      match => { "message" => "%{FWGROK}" }
      match => { "message" => "%{AUDITAVC}" }
      match => { "message" => "%{COMMONAPACHELOG}" }
      tag_on_failure => []
  # This filter populates the @timestamp field with the timestamp that's in the actual message
  # dirsrv logs are currently pulled in every 2 minutes, so @timestamp is wrong
  if [syslogtag] == "dirsrv" {
    mutate {
      remove_field => [ 'rawmsg' ]
    grok {
      match => [ "message", "%{HTTPDATE:log_timestamp}" ]
    date {
      match => [ "log_timestamp", "dd/MMM/YYY:HH:mm:ss Z"]
      locale => "en"
      remove_field => [ "log_timestamp" ]
output {
  elasticsearch {
    protocol => node
    node_name => "Indexer01"

This instructs Logstash to listen on port 5544 for basic log data, and also on port 5500 for JSON formatted data. The FWGROK and AUDITAVC lines force Logstash to run 2 bespoke grok filters on the data to get iptables and auditavc lines into better shape.

The section for “dirsrv” is there to force Logstash to replace the incoming timestamp for dirsrv data (which will be based on when rsyslog first saw the data - and is therefore next to useless) with the timestamp that appears in the actual log line. This is an improvement, but will only be to the resolution of 1 second.

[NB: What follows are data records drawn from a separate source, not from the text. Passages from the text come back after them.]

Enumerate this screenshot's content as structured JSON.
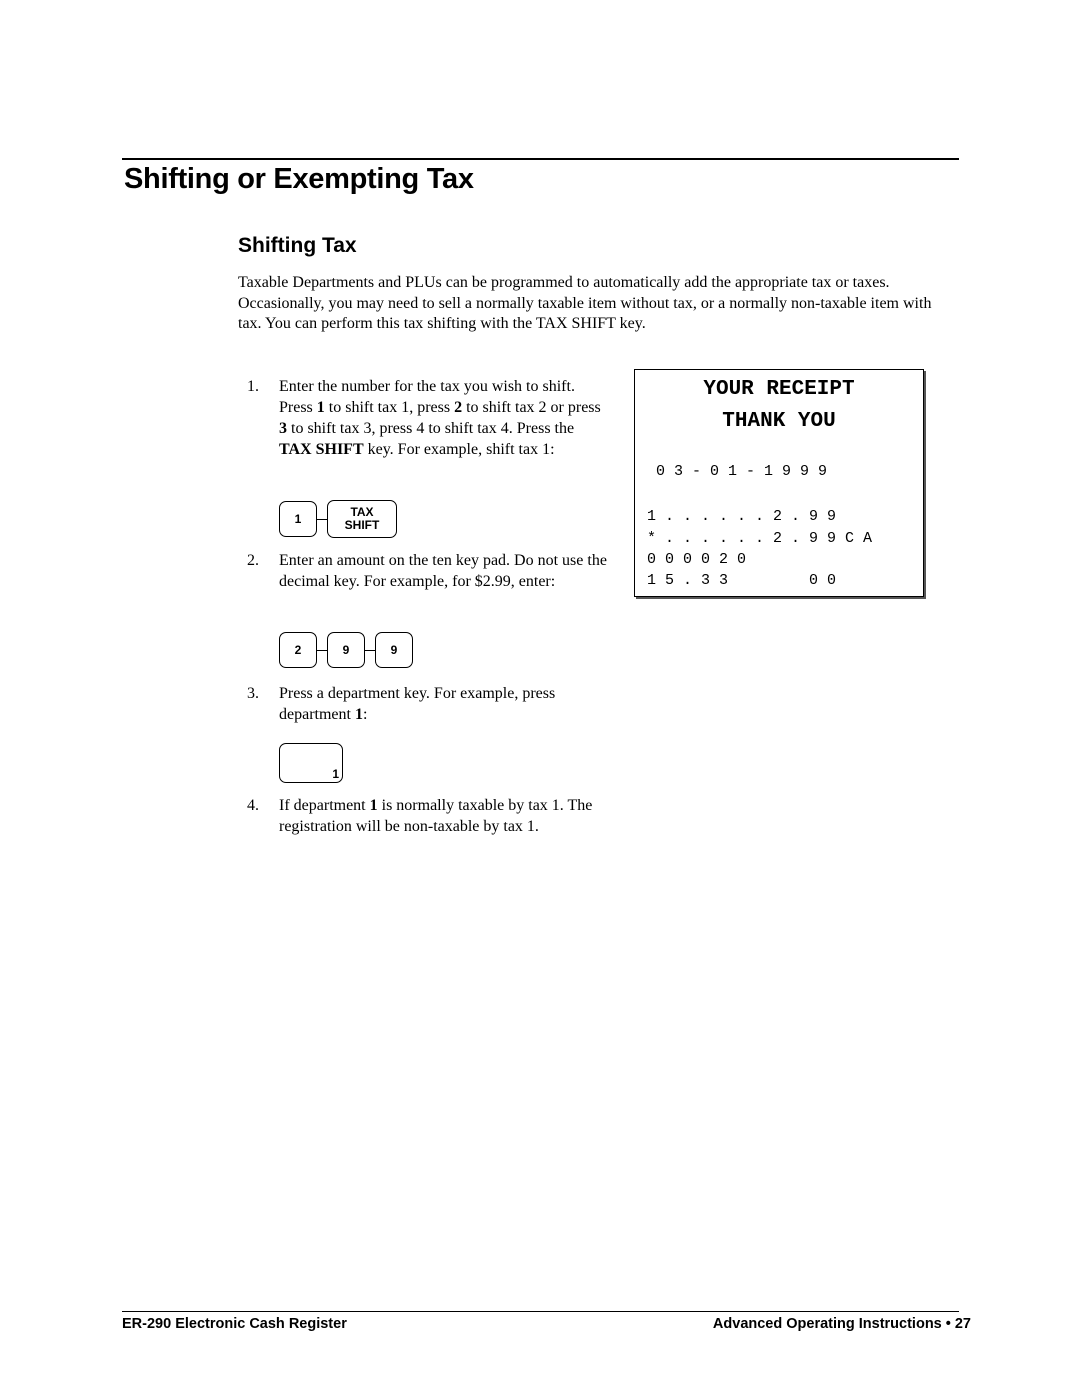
{
  "header": {
    "chapter_title": "Shifting or Exempting Tax",
    "section_title": "Shifting Tax"
  },
  "intro": "Taxable Departments and PLUs can be programmed to automatically add the appropriate tax or taxes.  Occasionally, you may need to sell a normally taxable item without tax, or a normally non-taxable item with tax.  You can perform this tax shifting with the TAX SHIFT key.",
  "steps": [
    {
      "number": "1.",
      "parts": [
        "Enter the number for the tax you wish to shift.  Press ",
        "1",
        " to shift tax 1, press ",
        "2",
        " to shift tax 2 or press ",
        "3",
        " to shift tax 3, press 4 to shift tax 4.  Press the ",
        "TAX SHIFT",
        " key.  For example, shift tax 1:"
      ],
      "keys": [
        "1",
        "TAX",
        "SHIFT"
      ]
    },
    {
      "number": "2.",
      "text": "Enter an amount on the ten key pad.  Do not use the decimal key.  For example, for $2.99, enter:",
      "keys": [
        "2",
        "9",
        "9"
      ]
    },
    {
      "number": "3.",
      "parts": [
        "Press a department key.  For example, press department ",
        "1",
        ":"
      ],
      "keys": [
        "1"
      ]
    },
    {
      "number": "4.",
      "parts": [
        "If department ",
        "1",
        " is normally taxable by tax 1.  The registration will be non-taxable by tax 1."
      ]
    }
  ],
  "receipt": {
    "header_line1": "YOUR RECEIPT",
    "header_line2": "THANK YOU",
    "date": "0 3 - 0 1 - 1 9 9 9",
    "lines": [
      "1 . . . . . . 2 . 9 9",
      "* . . . . . . 2 . 9 9 C A",
      "0 0 0 0 2 0",
      "1 5 . 3 3         0 0"
    ]
  },
  "footer": {
    "left": "ER-290 Electronic Cash Register",
    "right": "Advanced Operating Instructions • 27"
  }
}
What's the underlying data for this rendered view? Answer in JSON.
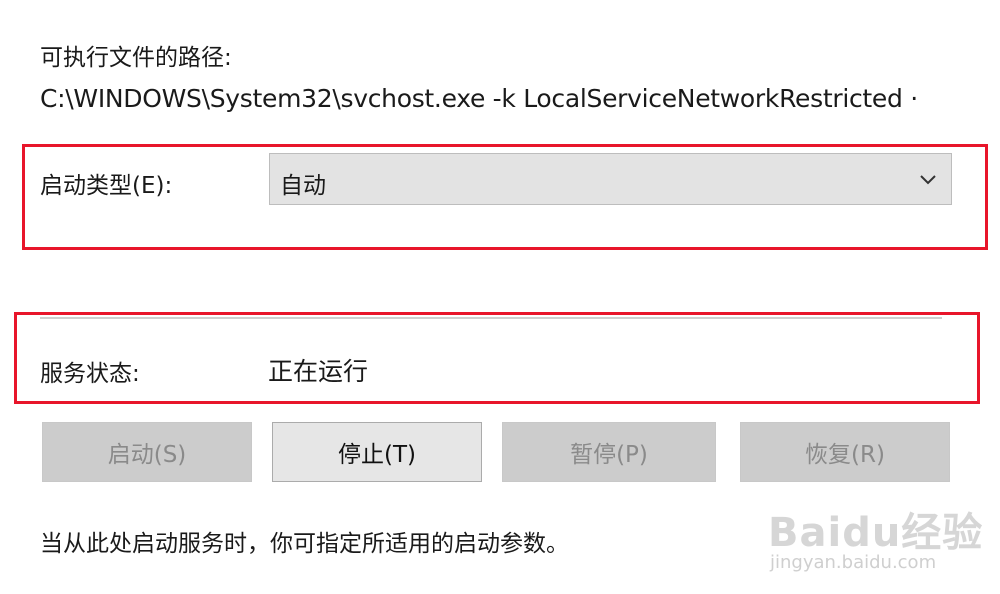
{
  "executable": {
    "label": "可执行文件的路径:",
    "path": "C:\\WINDOWS\\System32\\svchost.exe -k LocalServiceNetworkRestricted ·"
  },
  "startup": {
    "label": "启动类型(E):",
    "selected": "自动",
    "icon": "chevron-down-icon"
  },
  "service_status": {
    "label": "服务状态:",
    "value": "正在运行"
  },
  "buttons": {
    "start": "启动(S)",
    "stop": "停止(T)",
    "pause": "暂停(P)",
    "resume": "恢复(R)"
  },
  "hint": "当从此处启动服务时，你可指定所适用的启动参数。",
  "watermark": {
    "brand": "Baidu经验",
    "url": "jingyan.baidu.com"
  },
  "colors": {
    "highlight": "#e8152a",
    "button_disabled": "#cccccc",
    "button_enabled": "#e6e6e6"
  }
}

  1. dirsrv logs are timestamped with a resolution that allows dozens of log lines to share the same timestamp. Increased resolution of timestamp from dirsrv would help fix this.

  2. An unwanted side-effect at the moment is that the dirsrv logs are written to /var/log/messages as well. This needs fixing, but the main aim here has been to get the logs onto a remote server.

  3. Needs further thought with regards the rsyslog properties that are passed in the JSON template.

  4. Failure of both logstash servers will result in logs writing to /var/log/localbuffer, where they will simply remain. This is sub-optimal.